    All that back and forth aside, having a simple (although unsecured) console lock is enough of a deterrent in 99% of cases
    Last edited by sidster; 05-28-2010 at 02:39 AM.

  4. #24
    Master Untangler mozerd's Avatar
    Join Date
    Nov 2008
    Location
    Nepean Ontario Canada
    Posts
    253

    Default Experience has no substitute

    Quote Originally Posted by SMR View Post
    You'd think I'd be embarrassed by how many times I don't get things quite right on these forums, but I'm surprisingly not. Just more for me to realize what I have to work towards.
    Which is why it is very important to comprehend that:

    Experience has no substitute
    Inexperience carries significant cost and risk.

  5. #25
    Master Untangler
    Join Date
    Oct 2008
    Posts
    913

    Default

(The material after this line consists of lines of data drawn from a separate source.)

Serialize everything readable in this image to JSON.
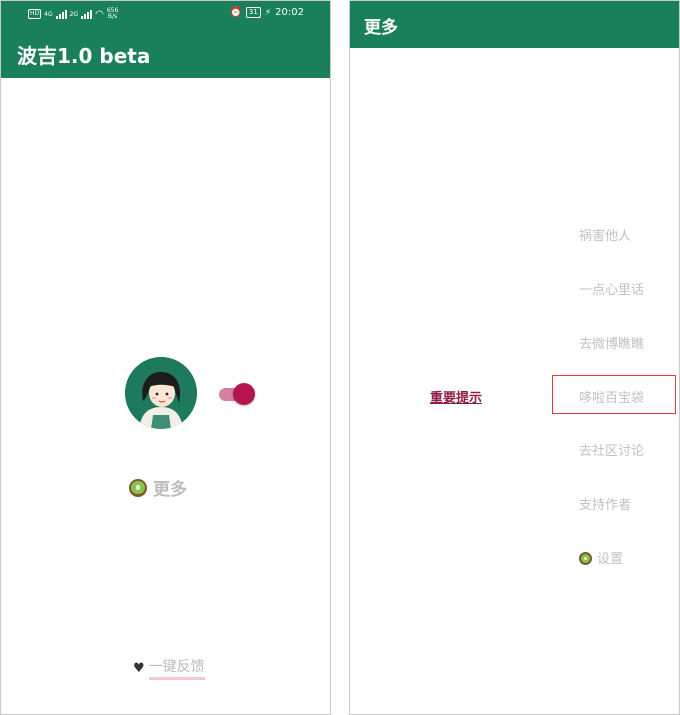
{
  "status_bar": {
    "network": "HD",
    "sim1": "4G",
    "sim2": "2G",
    "speed_value": "656",
    "speed_unit": "B/s",
    "alarm_icon": "alarm-clock-icon",
    "battery": "31",
    "time": "20:02"
  },
  "left_screen": {
    "app_title": "波吉1.0 beta",
    "toggle_on": true,
    "more_label": "更多",
    "feedback_heart": "♥",
    "feedback_label": "一键反馈"
  },
  "right_screen": {
    "title": "更多",
    "notice_label": "重要提示",
    "menu_items": [
      {
        "label": "祸害他人"
      },
      {
        "label": "一点心里话"
      },
      {
        "label": "去微博瞧瞧"
      },
      {
        "label": "哆啦百宝袋"
      },
      {
        "label": "去社区讨论"
      },
      {
        "label": "支持作者"
      },
      {
        "label": "设置"
      }
    ]
  },
  "colors": {
    "app_bar": "#1a8059",
    "toggle_thumb": "#b5154f",
    "toggle_track": "#d77fa0",
    "notice_text": "#8d1d46",
    "menu_text": "#c2c2c2",
    "highlight_border": "#e23a3a"
  }
}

    Quote Originally Posted by sidster View Post
    Us: "Well sir, you see Untangle allows anyone with physical access to the machine to reset the password.
    and you can do the same with any other OS out there. This is not an Untangle problem. Any linux distro can be reset in similar way and a simple boot cd will bypass any windows logins that might be in place on a machine.

    I am sorry that you dont understand that physical access to a box means it is unsecure. period. no matter what OS it is.

  6. #26
    Master Untangler
    Join Date
    Apr 2007
    Posts
    594

    Default

    I have created a simple method to password protect access to the recovery console. Please look here.

    http://forums.untangle.com/hacks/159...y-console.html

  7. #27
    Untangler astrodanco's Avatar
    Join Date
    Mar 2010
    Location
    Nairobi
    Posts
    40

    Default

    You can configure the bios to boot only from the disk, password protect the bios, password protect grub and lock the machine's case.

  8. #28
    Untangle Ninja sky-knight's Avatar
    Join Date
    Apr 2008
    Location
    Phoenix, AZ
    Posts
    26,498

    Default

    Sure if you want to input a password every time the power button is pressed...

    No thanks I'll continue to use locked cabinets, and closets.

    And if you have an IT guy that isn't abiding policy... well that's a trust issue that needs to be resolved with employment termination. I understand your concerns, but to be honest this situation is illustrative of a human resource problem that is far more dangerous than the technological problem raised.
    Last edited by sky-knight; 06-01-2010 at 11:40 PM.
    Rob Sandling, BS:SWE, MCP
    NexgenAppliances.com
    Phone: 866-794-8879 x201
    Email: support@nexgenappliances.com

  9. #29
    Newbie
    Join Date
    Jul 2010
    Posts
    1

    Default

    Quote Originally Posted by fasttech View Post
    I'm kinda a fan of blunt force trauma.
    I was hoping to remove the reset option as this box is not locked away, unable to lock away, everybody can see the box and the on-site IT guy is not trusted.

Page 3 of 3 FirstFirst 123

Posting Permissions

  • You may not post new threads
  • You may not post replies
  • You may not post attachments
  • You may not edit your posts
  •  

SEO by vBSEO 3.6.0 PL2